Yesterday, you read how the glycemic index can surprise you. Some foods that are touted as “healthy” – like some cereals – can be worse for you than candy bars. That’s because the glycemic index measures the blood sugar produced by different foods, and some cereals produce much more blood sugar than some candy bars.
Today, I have an even bigger surprise. Nearly everyone reporting on this important measurement has misinterpreted it, introduced bias, come to a wrong conclusion, and ignored the real lesson.
How can that happen? “Glycemic” means “sweet” – and the glycemic index can’t seem to shake this association with sweetness. Yet real data show very little connection between the sweetness of a food and its glycemic index. Some of the sweetest foods have a very low glycemic index – cherries, for instance, measure 22. Potatoes and cornbread are not sweet but top the index at 100, because starchy foods release much more sugar into your blood.

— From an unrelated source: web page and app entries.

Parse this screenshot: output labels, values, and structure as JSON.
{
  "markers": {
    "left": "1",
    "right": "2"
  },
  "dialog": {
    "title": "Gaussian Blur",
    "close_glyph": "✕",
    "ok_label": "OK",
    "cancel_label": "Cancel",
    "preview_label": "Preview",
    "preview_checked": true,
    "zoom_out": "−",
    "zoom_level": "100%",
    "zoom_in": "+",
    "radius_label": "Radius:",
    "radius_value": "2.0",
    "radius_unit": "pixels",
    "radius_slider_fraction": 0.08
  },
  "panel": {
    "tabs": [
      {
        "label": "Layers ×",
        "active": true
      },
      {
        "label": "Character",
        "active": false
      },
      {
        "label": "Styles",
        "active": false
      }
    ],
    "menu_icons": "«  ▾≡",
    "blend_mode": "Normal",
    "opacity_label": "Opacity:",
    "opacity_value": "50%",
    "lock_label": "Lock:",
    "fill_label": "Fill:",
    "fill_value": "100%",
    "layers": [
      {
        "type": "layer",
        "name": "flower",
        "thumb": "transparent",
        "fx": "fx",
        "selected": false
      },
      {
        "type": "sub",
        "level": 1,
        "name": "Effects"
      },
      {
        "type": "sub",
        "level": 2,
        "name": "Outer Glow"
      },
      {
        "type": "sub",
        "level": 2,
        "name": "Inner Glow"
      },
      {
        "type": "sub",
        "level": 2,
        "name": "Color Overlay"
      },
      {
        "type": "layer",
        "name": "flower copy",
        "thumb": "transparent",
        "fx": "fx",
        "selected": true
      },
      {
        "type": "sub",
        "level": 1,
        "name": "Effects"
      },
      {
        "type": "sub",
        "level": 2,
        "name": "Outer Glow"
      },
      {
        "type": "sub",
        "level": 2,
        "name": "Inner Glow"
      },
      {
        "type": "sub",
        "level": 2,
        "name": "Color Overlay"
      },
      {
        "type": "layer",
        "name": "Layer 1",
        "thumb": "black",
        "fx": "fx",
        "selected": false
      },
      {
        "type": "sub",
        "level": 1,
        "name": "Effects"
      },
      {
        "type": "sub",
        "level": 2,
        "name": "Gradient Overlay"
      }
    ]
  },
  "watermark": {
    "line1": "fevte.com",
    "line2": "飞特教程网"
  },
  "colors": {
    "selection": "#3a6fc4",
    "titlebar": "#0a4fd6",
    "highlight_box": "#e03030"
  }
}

So the glycemic index is not about sweetness but starchiness. Still, you can hardly read about the glycemic index without running up against the advice to “eat low-glycemic carbohydrates like whole grains.” Even the USDA’s new Food Pyramid makes this nonsensical recommendation. (Have you ever seen a non-starchy grain?)
So forget the misinterpretation and bad advice. If you choose naturally occurring foods, you can indulge your sweet tooth. The most reliable way to lose fat is to eat foods with a glycemic index below 40 until you achieve your desired leanness. To avoid the common bias, my Wellness Research Foundation and I developed our own glycemic index for our patients. You can get your free copy here.
Tomorrow, I’ll explain how you can use fat to get lean.
[Ed. Note: Dr. Sears, a practicing physician and the author of The Doctor’s Heart Cure, is a leading authority on longevity, physical fitness, and heart health.]